Informed by the social determinants of health and the ethos of Pope Francis’ papacy, Justice and Health Care will view issues in health care ethics through the lens of justice and the priority of attending to the needs of the poor.
Topics will include the meaning of justice; health as a communal rather than solely an individual phenomenon; effects of poverty on wellbeing; at-risk patient populations; health care professionals and justice. Using a combination of lectures and directed discussion, Justice and Health Care seeks to answer the questions: given the effects of socio-economic factors on wellbeing, what might justice mean in health care? what might a culture of care require? Students will be evaluated on one short in-class presentation, two 3-5 page reflection papers, one final examination and class participation.
Students successfully completing this course will be able to demonstrate the following learning outcomes. (Not all categories will be required for all courses.)
(A) IN RESPECT OF GENERAL ACADEMIC SKILLS students will develop
— critical thinking skills through case work and directed discussion;
— effective communication skills through in-class discussions and assigned reflection papers;
— the ability to marshal factual information required for bioethical analysis through lectures and assigned readings;
— the ability to work collaboratively to moral and personal insight through directed in-class discussions.
(B) IN RESPECT OF THE UNDERSTANDING OF THE CONTENT OF ONE OR MORE THEOLOGICAL DISCIPLINES, through the readings and lectures students will develop:
— an understanding of approaches to Moral Theology and bioethical theory;
— an understanding of Catholic Church teaching on various bioethical issues;
— an understanding of historical and current intersections of Catholic Moral Theology and Bioethics
(C) IN RESPECT OF PERSONAL AND SPIRITUAL FORMATION students will have the opportunity:
— to become aware of personal assumptions and biases operative in their understandings of Moral Theology, Catholic Church teaching, and issues in Bioethics;
— to consider alternative approaches to and understandings of bioethical issues in light of Catholic Church teaching;
— to have in-depth dialogue about issues, ethical theory, Catholic Church teaching and personal moral and spiritual development in a forum that is curated and safe.
(D) IN RESPECT OF MINISTERIAL AND PUBLIC LEADERSHIP students will have:
— a familiarity with current bioethical issues;
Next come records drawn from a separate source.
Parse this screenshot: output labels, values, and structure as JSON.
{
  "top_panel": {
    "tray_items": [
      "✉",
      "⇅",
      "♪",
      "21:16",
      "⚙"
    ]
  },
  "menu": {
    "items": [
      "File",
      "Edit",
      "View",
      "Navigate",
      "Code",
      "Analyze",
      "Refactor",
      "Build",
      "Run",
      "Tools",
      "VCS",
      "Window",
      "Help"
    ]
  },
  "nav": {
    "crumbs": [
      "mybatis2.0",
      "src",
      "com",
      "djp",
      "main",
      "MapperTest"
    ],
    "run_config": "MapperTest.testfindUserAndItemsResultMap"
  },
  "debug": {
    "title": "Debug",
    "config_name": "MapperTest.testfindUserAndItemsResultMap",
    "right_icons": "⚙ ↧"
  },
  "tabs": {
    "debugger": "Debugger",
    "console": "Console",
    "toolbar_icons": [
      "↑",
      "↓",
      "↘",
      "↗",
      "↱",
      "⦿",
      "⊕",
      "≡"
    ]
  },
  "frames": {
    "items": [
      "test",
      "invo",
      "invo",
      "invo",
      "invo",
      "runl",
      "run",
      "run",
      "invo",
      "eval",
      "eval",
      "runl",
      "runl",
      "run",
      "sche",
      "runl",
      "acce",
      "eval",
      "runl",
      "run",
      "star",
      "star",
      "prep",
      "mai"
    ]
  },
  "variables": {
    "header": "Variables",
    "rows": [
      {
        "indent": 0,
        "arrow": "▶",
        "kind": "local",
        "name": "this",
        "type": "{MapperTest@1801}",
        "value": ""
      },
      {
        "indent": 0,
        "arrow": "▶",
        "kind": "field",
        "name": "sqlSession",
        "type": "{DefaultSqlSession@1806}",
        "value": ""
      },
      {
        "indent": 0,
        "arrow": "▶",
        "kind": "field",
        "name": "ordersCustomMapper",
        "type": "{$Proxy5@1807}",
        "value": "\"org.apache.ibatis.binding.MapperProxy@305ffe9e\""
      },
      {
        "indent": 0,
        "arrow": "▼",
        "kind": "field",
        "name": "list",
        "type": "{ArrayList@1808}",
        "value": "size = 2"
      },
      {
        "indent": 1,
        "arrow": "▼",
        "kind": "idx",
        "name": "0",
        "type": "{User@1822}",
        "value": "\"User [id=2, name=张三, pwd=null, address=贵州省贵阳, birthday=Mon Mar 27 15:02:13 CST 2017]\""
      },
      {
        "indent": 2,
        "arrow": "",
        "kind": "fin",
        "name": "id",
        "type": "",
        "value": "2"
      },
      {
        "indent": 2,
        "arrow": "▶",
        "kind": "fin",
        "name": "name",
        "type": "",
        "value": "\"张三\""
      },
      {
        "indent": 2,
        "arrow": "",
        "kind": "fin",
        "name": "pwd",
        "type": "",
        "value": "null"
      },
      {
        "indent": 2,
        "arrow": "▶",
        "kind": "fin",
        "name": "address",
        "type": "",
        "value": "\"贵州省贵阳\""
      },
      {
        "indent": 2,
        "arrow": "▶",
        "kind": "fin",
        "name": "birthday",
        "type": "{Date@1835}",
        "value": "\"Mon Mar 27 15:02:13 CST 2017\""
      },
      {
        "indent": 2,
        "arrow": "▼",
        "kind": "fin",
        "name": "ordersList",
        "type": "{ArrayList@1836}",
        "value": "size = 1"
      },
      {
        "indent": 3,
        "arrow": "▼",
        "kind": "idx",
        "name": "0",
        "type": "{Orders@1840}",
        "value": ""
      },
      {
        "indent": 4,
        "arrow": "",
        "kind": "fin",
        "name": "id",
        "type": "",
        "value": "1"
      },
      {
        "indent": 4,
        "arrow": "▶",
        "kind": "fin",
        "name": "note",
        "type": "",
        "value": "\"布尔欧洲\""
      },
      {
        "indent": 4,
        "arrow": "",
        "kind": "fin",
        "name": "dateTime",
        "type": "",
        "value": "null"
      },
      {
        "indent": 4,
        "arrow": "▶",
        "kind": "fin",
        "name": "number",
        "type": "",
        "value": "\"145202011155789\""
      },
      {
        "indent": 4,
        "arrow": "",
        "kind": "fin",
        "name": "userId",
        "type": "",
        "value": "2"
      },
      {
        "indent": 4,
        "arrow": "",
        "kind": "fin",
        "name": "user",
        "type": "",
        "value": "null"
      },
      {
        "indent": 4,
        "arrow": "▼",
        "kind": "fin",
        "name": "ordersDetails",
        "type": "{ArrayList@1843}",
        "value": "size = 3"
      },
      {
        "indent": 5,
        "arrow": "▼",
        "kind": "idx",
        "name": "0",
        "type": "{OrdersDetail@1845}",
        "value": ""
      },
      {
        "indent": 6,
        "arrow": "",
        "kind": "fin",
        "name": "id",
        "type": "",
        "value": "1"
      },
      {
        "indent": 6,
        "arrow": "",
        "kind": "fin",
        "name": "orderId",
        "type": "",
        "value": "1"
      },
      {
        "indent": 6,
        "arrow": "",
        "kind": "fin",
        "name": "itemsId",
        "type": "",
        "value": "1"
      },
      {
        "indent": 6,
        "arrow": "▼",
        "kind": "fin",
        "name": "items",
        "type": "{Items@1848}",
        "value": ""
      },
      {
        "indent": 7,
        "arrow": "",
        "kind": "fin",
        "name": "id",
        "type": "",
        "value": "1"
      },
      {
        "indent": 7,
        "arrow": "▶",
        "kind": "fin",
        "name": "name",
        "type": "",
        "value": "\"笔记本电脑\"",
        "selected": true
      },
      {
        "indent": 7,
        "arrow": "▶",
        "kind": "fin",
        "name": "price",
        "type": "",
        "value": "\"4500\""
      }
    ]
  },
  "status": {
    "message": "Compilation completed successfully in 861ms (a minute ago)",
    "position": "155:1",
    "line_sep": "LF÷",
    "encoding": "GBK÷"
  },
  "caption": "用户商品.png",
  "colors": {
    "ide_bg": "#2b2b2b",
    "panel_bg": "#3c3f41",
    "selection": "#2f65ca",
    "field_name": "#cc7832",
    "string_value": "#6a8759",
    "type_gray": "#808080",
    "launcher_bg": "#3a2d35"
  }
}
— the capacity to bring critical thinking to those issues;
— the ability to view those issues in light of Catholic Church teaching.
A detailed course schedule is available for download.